REQUIRED WORK:
A faithful copy is needed. Set down all of the data below exactly.

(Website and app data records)
=== Begin Enclosure ===
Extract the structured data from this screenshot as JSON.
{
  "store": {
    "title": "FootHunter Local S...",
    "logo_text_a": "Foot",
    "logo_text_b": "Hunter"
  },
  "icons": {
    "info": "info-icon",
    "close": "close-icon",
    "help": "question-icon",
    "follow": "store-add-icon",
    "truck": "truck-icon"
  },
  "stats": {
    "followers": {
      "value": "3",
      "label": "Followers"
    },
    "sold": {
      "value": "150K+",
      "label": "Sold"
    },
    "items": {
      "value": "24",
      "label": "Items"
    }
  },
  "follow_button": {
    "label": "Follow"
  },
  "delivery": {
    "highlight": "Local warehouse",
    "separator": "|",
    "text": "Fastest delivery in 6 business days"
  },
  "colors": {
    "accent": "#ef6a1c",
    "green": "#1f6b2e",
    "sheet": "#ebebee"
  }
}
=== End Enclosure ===
PROBLEM SOLUTION:
Extract the structured data from this screenshot as JSON.
{
  "store": {
    "title": "FootHunter Local S...",
    "logo_text_a": "Foot",
    "logo_text_b": "Hunter"
  },
  "icons": {
    "info": "info-icon",
    "close": "close-icon",
    "help": "question-icon",
    "follow": "store-add-icon",
    "truck": "truck-icon"
  },
  "stats": {
    "followers": {
      "value": "3",
      "label": "Followers"
    },
    "sold": {
      "value": "150K+",
      "label": "Sold"
    },
    "items": {
      "value": "24",
      "label": "Items"
    }
  },
  "follow_button": {
    "label": "Follow"
  },
  "delivery": {
    "highlight": "Local warehouse",
    "separator": "|",
    "text": "Fastest delivery in 6 business days"
  },
  "colors": {
    "accent": "#ef6a1c",
    "green": "#1f6b2e",
    "sheet": "#ebebee"
  }
}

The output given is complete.